For years, the California DLSE and courts have interpreted the term "provide" to mean employers must require employees to take their mandatory meal periods or be liable to the employee for one extra hour of pay.
The court determined:
The appellate court’s ruling included the following major points:
- Rest Periods Must Be “Provided” But Need Not Be Forced. While employers cannot impede, discourage or dissuade employees from taking rest periods, they need only “provide,” not ensure, that rest periods are taken.
- Flexible Timing of Rest Periods. Employers need only authorize and permit rest periods for every four hours or major fraction thereof worked, and they need not, where impracticable, be in the middle of each work period.
- Meal Periods Must Be “Provided” But Need Not Be Forced. While employers cannot impede, discourage or dissuade employees from taking meal periods, they need only “provide” them and need not ensure they are taken.
- Flexible Timing of Meal Periods. Employees are entitled to take meal periods when working more than five hours. But employers are not required to provide a meal period on a rolling five hour basis. That is, as long as an employer provides a meal period at some point during a shift, it doesn’t matter if the employee works more than five consecutive hours without taking that meal period.
- Liability For Known Off-Clock Work.

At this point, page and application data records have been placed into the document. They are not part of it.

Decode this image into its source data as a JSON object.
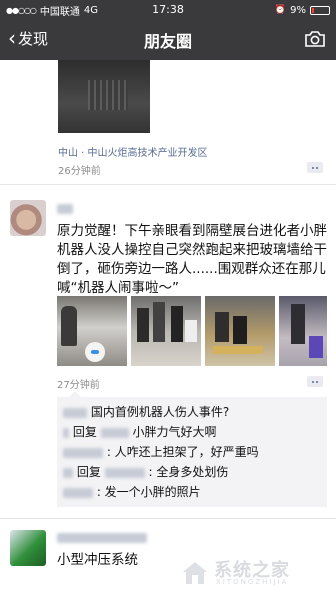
{
  "status": {
    "carrier": "中国联通",
    "network": "4G",
    "time": "17:38",
    "battery": "9%"
  },
  "nav": {
    "back_label": "发现",
    "title": "朋友圈",
    "camera_icon": "camera-icon"
  },
  "post1": {
    "location": "中山 · 中山火炬高技术产业开发区",
    "time": "26分钟前"
  },
  "post2": {
    "text": "原力觉醒！下午亲眼看到隔壁展台进化者小胖机器人没人操控自己突然跑起来把玻璃墙给干倒了，砸伤旁边一路人......围观群众还在那儿喊“机器人闹事啦～”",
    "time": "27分钟前",
    "comments": [
      {
        "name": "",
        "reply_to": "",
        "text": "国内首例机器人伤人事件?"
      },
      {
        "name": "",
        "reply_to": "回复",
        "text": "小胖力气好大啊"
      },
      {
        "name": "",
        "reply_to": "",
        "text": ": 人咋还上担架了，好严重吗"
      },
      {
        "name": "",
        "reply_to": "回复",
        "text": ": 全身多处划伤"
      },
      {
        "name": "",
        "reply_to": "",
        "text": ": 发一个小胖的照片"
      }
    ]
  },
  "post3": {
    "text": "小型冲压系统"
  },
  "watermark": {
    "text": "系统之家",
    "sub": "XITONGZHIJIA"
  },
  "colors": {
    "link": "#576b95",
    "navbar": "#3a3a3c"
  }
}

While employers cannot coerce, require or compel employees to work off the clock, they can only be held liable for employees working off the clock if they knew or should have known they were doing so.
- Class Action Unavailable. Because whether or not employees were provided a meal and rest period, and whether they worked off the clock, cannot be determined on a class-wide basis, but rather must be determined on an individual case-by-case basis, the lawsuit should not be certified as a class action.